    This week saw two third-party vendors of dev tools -- UX and UI toolkits and controls -- release new offerings that include support for two of Microsoft's main open source frameworks, the cross-platform .NET Core 3.1 and Blazor, which allows for creating browser-based web applications with C# instead of JavaScript.

  • C++ Is Focus of New Visual Studio 2019 v16.7 Preview 2

    C++ development is a focus point of the new Visual Studio 2019 v16.7 Preview 2, featuring a slew of tweaks and improvements touching upon remote SSH connections, IntelliSense support and more.

  • Clustering Non-Numeric Data Using C#

    Clustering non-numeric -- or categorial -- data is surprisingly difficult, but it's explained here by resident data scientist Dr. James McCaffrey of Microsoft Research, who provides all the code you need for a complete system using an algorithm based on a metric called category utility (CU), a measure how much information you gain by clustering.

  • So What's Up with Microsoft's (and Everyone Else's) Love of Rust?

    Microsoft already stewards several popular programming languages -- C#, TypeScript, F# -- so what's up with its love of Rust, along with the rest of the world?

  • C# Steps Up Programming Language Popularity Ladder

    Microsoft's C# programming language climbed a year-over-year notch on the TIOBE Index, which measures popularity among developers.

.NET Insight

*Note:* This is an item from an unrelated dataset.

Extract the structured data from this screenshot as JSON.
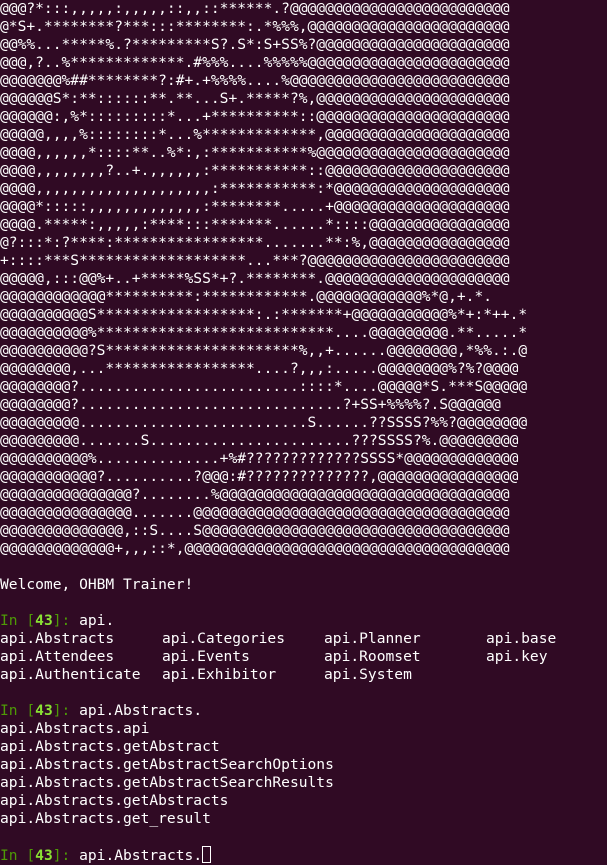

Sign up for our newsletter.

Terms and Privacy Policy consent

I agree to this site's Privacy Policy.

Upcoming Events